Supplied records:
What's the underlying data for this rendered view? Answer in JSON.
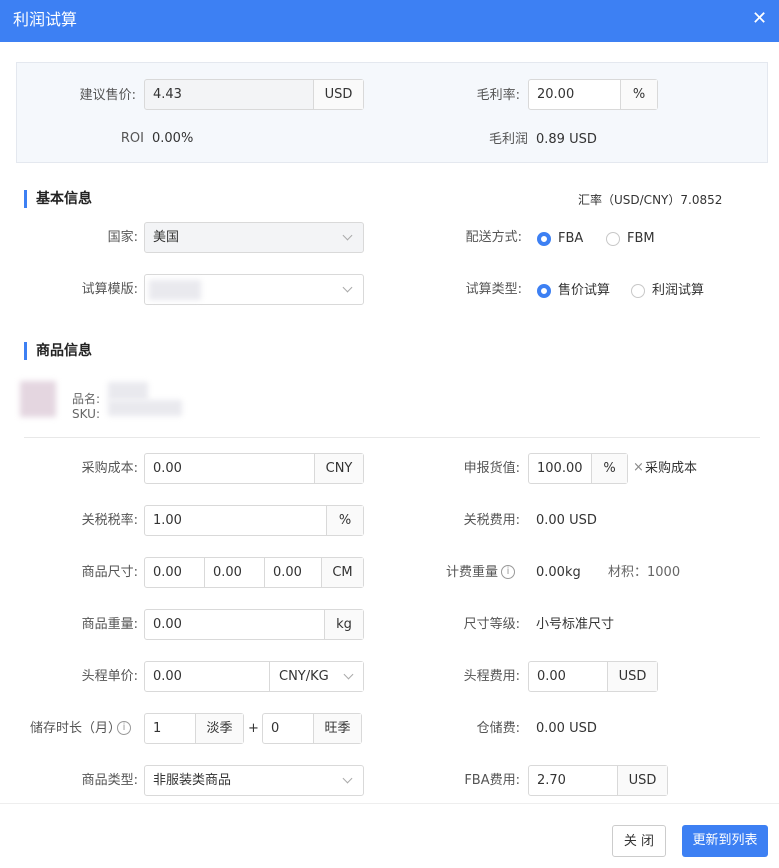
{
  "dialog": {
    "title": "利润试算"
  },
  "summary": {
    "price_label": "建议售价:",
    "price_value": "4.43",
    "price_unit": "USD",
    "margin_label": "毛利率:",
    "margin_value": "20.00",
    "margin_unit": "%",
    "roi_label": "ROI",
    "roi_value": "0.00%",
    "profit_label": "毛利润",
    "profit_value": "0.89 USD"
  },
  "basic": {
    "title": "基本信息",
    "exchange_rate": "汇率（USD/CNY）7.0852",
    "country_label": "国家:",
    "country_value": "美国",
    "template_label": "试算模版:",
    "shipping_label": "配送方式:",
    "shipping_options": [
      "FBA",
      "FBM"
    ],
    "calc_type_label": "试算类型:",
    "calc_type_options": [
      "售价试算",
      "利润试算"
    ]
  },
  "product": {
    "title": "商品信息",
    "name_label": "品名:",
    "sku_label": "SKU:"
  },
  "form": {
    "purchase_cost_label": "采购成本:",
    "purchase_cost_value": "0.00",
    "purchase_cost_unit": "CNY",
    "declared_label": "申报货值:",
    "declared_value": "100.00",
    "declared_unit": "%",
    "declared_suffix": "采购成本",
    "tariff_rate_label": "关税税率:",
    "tariff_rate_value": "1.00",
    "tariff_rate_unit": "%",
    "tariff_fee_label": "关税费用:",
    "tariff_fee_value": "0.00 USD",
    "size_label": "商品尺寸:",
    "size_l": "0.00",
    "size_w": "0.00",
    "size_h": "0.00",
    "size_unit": "CM",
    "billing_weight_label": "计费重量",
    "billing_weight_value": "0.00kg",
    "volume_label": "材积：1000",
    "weight_label": "商品重量:",
    "weight_value": "0.00",
    "weight_unit": "kg",
    "size_tier_label": "尺寸等级:",
    "size_tier_value": "小号标准尺寸",
    "freight_price_label": "头程单价:",
    "freight_price_value": "0.00",
    "freight_price_unit": "CNY/KG",
    "freight_fee_label": "头程费用:",
    "freight_fee_value": "0.00",
    "freight_fee_unit": "USD",
    "storage_label": "储存时长（月）",
    "storage_low_value": "1",
    "storage_low_unit": "淡季",
    "storage_plus": "+",
    "storage_peak_value": "0",
    "storage_peak_unit": "旺季",
    "storage_fee_label": "仓储费:",
    "storage_fee_value": "0.00 USD",
    "category_label": "商品类型:",
    "category_value": "非服装类商品",
    "fba_fee_label": "FBA费用:",
    "fba_fee_value": "2.70",
    "fba_fee_unit": "USD"
  },
  "footer": {
    "close_label": "关 闭",
    "update_label": "更新到列表"
  },
  "colors": {
    "accent": "#3d80f3",
    "positive": "#2ea36a"
  }
}
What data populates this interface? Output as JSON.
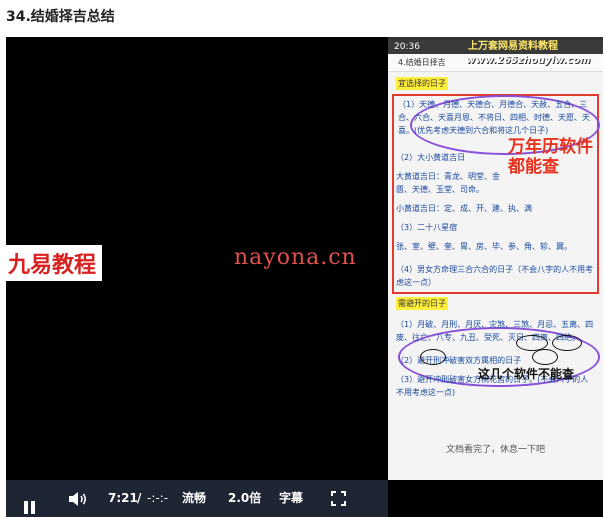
{
  "page": {
    "title": "34.结婚择吉总结"
  },
  "watermarks": {
    "left": "九易教程",
    "center": "nayona.cn"
  },
  "phone": {
    "status_time": "20:36",
    "status_site": "上万套网易资料教程",
    "site_url": "www.265zhouyiw.com",
    "doc_title": "4.结婚日择吉",
    "section1_heading": "宜选择的日子",
    "item1_text": "（1）天德、月德、天德合、月德合、天赦、五合、三合、六合、天喜月恩、不将日、四相、时德、天愿、天喜。(优先考虑天德到六合和将这几个日子)",
    "item2_title": "（2）大小黄道吉日",
    "item2_big": "大黄道吉日：青龙、明堂、金匮、天德、玉堂、司命。",
    "item2_small": "小黄道吉日：定、成、开、建、执、满",
    "item3_title": "（3）二十八星宿",
    "item3_text": "张、室、壁、奎、胃、房、毕、参、角、轸、翼。",
    "item4_text": "（4）男女方命理三合六合的日子（不会八字的人不用考虑这一点）",
    "section2_heading": "需避开的日子",
    "avoid1_text": "（1）月破、月刑、月厌、灾煞、三煞、月忌、五离、四废、往亡、八专、九丑、受死、灭日、四离、四绝。",
    "avoid2_text": "（2）避开刑冲破害双方属相的日子",
    "avoid3_text": "（3）避开冲刑破害女方桃花宫的日子。(不会八字的人不用考虑这一点)",
    "annotation_red": "万年历软件都能查",
    "annotation_black": "这几个软件不能查",
    "footer_text": "文档看完了，休息一下吧"
  },
  "controls": {
    "current_time": "7:21",
    "separator": "/",
    "duration": "-:-:-",
    "quality": "流畅",
    "speed": "2.0倍",
    "subtitle": "字幕"
  }
}
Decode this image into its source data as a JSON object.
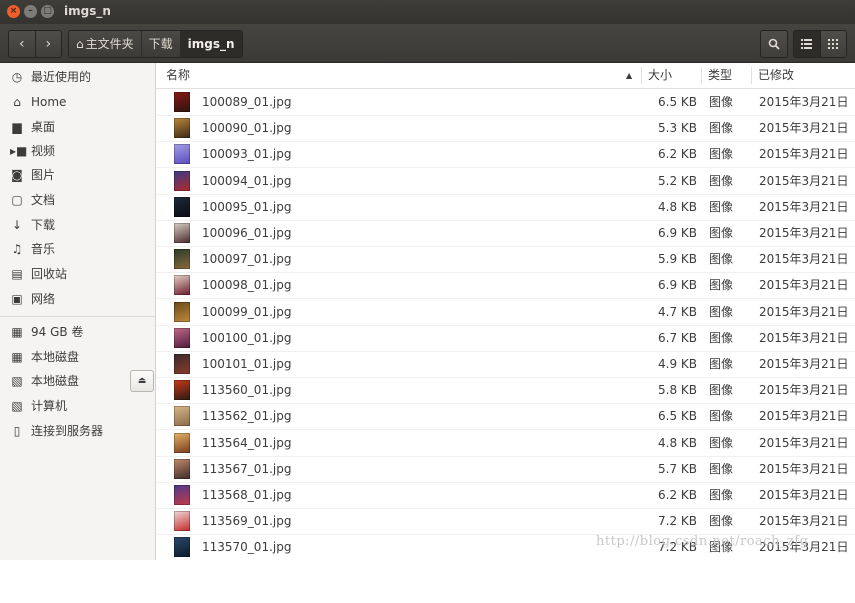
{
  "window": {
    "title": "imgs_n",
    "close_glyph": "×",
    "min_glyph": "–",
    "max_glyph": "□"
  },
  "toolbar": {
    "back_glyph": "‹",
    "forward_glyph": "›",
    "breadcrumbs": [
      "主文件夹",
      "下载",
      "imgs_n"
    ],
    "home_glyph": "⌂",
    "search_glyph": "🔍",
    "list_view_glyph": "☰",
    "grid_view_glyph": "⋮⋮"
  },
  "sidebar": {
    "items": [
      {
        "label": "最近使用的",
        "icon": "clock-icon",
        "glyph": "◷"
      },
      {
        "label": "Home",
        "icon": "home-icon",
        "glyph": "⌂"
      },
      {
        "label": "桌面",
        "icon": "desktop-icon",
        "glyph": "▆"
      },
      {
        "label": "视频",
        "icon": "video-icon",
        "glyph": "▸■"
      },
      {
        "label": "图片",
        "icon": "camera-icon",
        "glyph": "◙"
      },
      {
        "label": "文档",
        "icon": "document-icon",
        "glyph": "▢"
      },
      {
        "label": "下载",
        "icon": "download-icon",
        "glyph": "↓"
      },
      {
        "label": "音乐",
        "icon": "music-icon",
        "glyph": "♫"
      },
      {
        "label": "回收站",
        "icon": "trash-icon",
        "glyph": "▤"
      },
      {
        "label": "网络",
        "icon": "network-icon",
        "glyph": "▣"
      }
    ],
    "devices": [
      {
        "label": "94 GB 卷",
        "icon": "drive-icon",
        "glyph": "▦"
      },
      {
        "label": "本地磁盘",
        "icon": "drive-icon",
        "glyph": "▦"
      },
      {
        "label": "本地磁盘",
        "icon": "drive-icon",
        "glyph": "▧",
        "eject": "⏏"
      },
      {
        "label": "计算机",
        "icon": "computer-icon",
        "glyph": "▧"
      },
      {
        "label": "连接到服务器",
        "icon": "server-icon",
        "glyph": "▯"
      }
    ]
  },
  "columns": {
    "name": "名称",
    "size": "大小",
    "type": "类型",
    "modified": "已修改",
    "sort_glyph": "▲"
  },
  "files": [
    {
      "name": "100089_01.jpg",
      "size": "6.5 KB",
      "type": "图像",
      "modified": "2015年3月21日",
      "thumb_colors": [
        "#8a1a14",
        "#2a1410"
      ]
    },
    {
      "name": "100090_01.jpg",
      "size": "5.3 KB",
      "type": "图像",
      "modified": "2015年3月21日",
      "thumb_colors": [
        "#b98a3a",
        "#3a2614"
      ]
    },
    {
      "name": "100093_01.jpg",
      "size": "6.2 KB",
      "type": "图像",
      "modified": "2015年3月21日",
      "thumb_colors": [
        "#a4a0e4",
        "#5a4cc0"
      ]
    },
    {
      "name": "100094_01.jpg",
      "size": "5.2 KB",
      "type": "图像",
      "modified": "2015年3月21日",
      "thumb_colors": [
        "#3a3a8a",
        "#b02a2a"
      ]
    },
    {
      "name": "100095_01.jpg",
      "size": "4.8 KB",
      "type": "图像",
      "modified": "2015年3月21日",
      "thumb_colors": [
        "#1c2a3a",
        "#0c0c14"
      ]
    },
    {
      "name": "100096_01.jpg",
      "size": "6.9 KB",
      "type": "图像",
      "modified": "2015年3月21日",
      "thumb_colors": [
        "#d8d0c8",
        "#4a2a2a"
      ]
    },
    {
      "name": "100097_01.jpg",
      "size": "5.9 KB",
      "type": "图像",
      "modified": "2015年3月21日",
      "thumb_colors": [
        "#2a3a2a",
        "#8a6a3a"
      ]
    },
    {
      "name": "100098_01.jpg",
      "size": "6.9 KB",
      "type": "图像",
      "modified": "2015年3月21日",
      "thumb_colors": [
        "#e4d4c8",
        "#6a1a2a"
      ]
    },
    {
      "name": "100099_01.jpg",
      "size": "4.7 KB",
      "type": "图像",
      "modified": "2015年3月21日",
      "thumb_colors": [
        "#6a4a1a",
        "#c08a3a"
      ]
    },
    {
      "name": "100100_01.jpg",
      "size": "6.7 KB",
      "type": "图像",
      "modified": "2015年3月21日",
      "thumb_colors": [
        "#c46a8a",
        "#4a1a3a"
      ]
    },
    {
      "name": "100101_01.jpg",
      "size": "4.9 KB",
      "type": "图像",
      "modified": "2015年3月21日",
      "thumb_colors": [
        "#3a2a2a",
        "#8a3a2a"
      ]
    },
    {
      "name": "113560_01.jpg",
      "size": "5.8 KB",
      "type": "图像",
      "modified": "2015年3月21日",
      "thumb_colors": [
        "#c83a1a",
        "#2a1a14"
      ]
    },
    {
      "name": "113562_01.jpg",
      "size": "6.5 KB",
      "type": "图像",
      "modified": "2015年3月21日",
      "thumb_colors": [
        "#d8b88a",
        "#8a6a4a"
      ]
    },
    {
      "name": "113564_01.jpg",
      "size": "4.8 KB",
      "type": "图像",
      "modified": "2015年3月21日",
      "thumb_colors": [
        "#e4b46a",
        "#7a3a1a"
      ]
    },
    {
      "name": "113567_01.jpg",
      "size": "5.7 KB",
      "type": "图像",
      "modified": "2015年3月21日",
      "thumb_colors": [
        "#c48a6a",
        "#3a2a2a"
      ]
    },
    {
      "name": "113568_01.jpg",
      "size": "6.2 KB",
      "type": "图像",
      "modified": "2015年3月21日",
      "thumb_colors": [
        "#4a3a8a",
        "#c43a4a"
      ]
    },
    {
      "name": "113569_01.jpg",
      "size": "7.2 KB",
      "type": "图像",
      "modified": "2015年3月21日",
      "thumb_colors": [
        "#f0d8d8",
        "#c42a2a"
      ]
    },
    {
      "name": "113570_01.jpg",
      "size": "7.2 KB",
      "type": "图像",
      "modified": "2015年3月21日",
      "thumb_colors": [
        "#2a4a6a",
        "#0c1a2a"
      ]
    }
  ],
  "watermark": "http://blog.csdn.net/roach_zfg"
}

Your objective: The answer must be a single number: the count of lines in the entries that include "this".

Solution to the problem: 3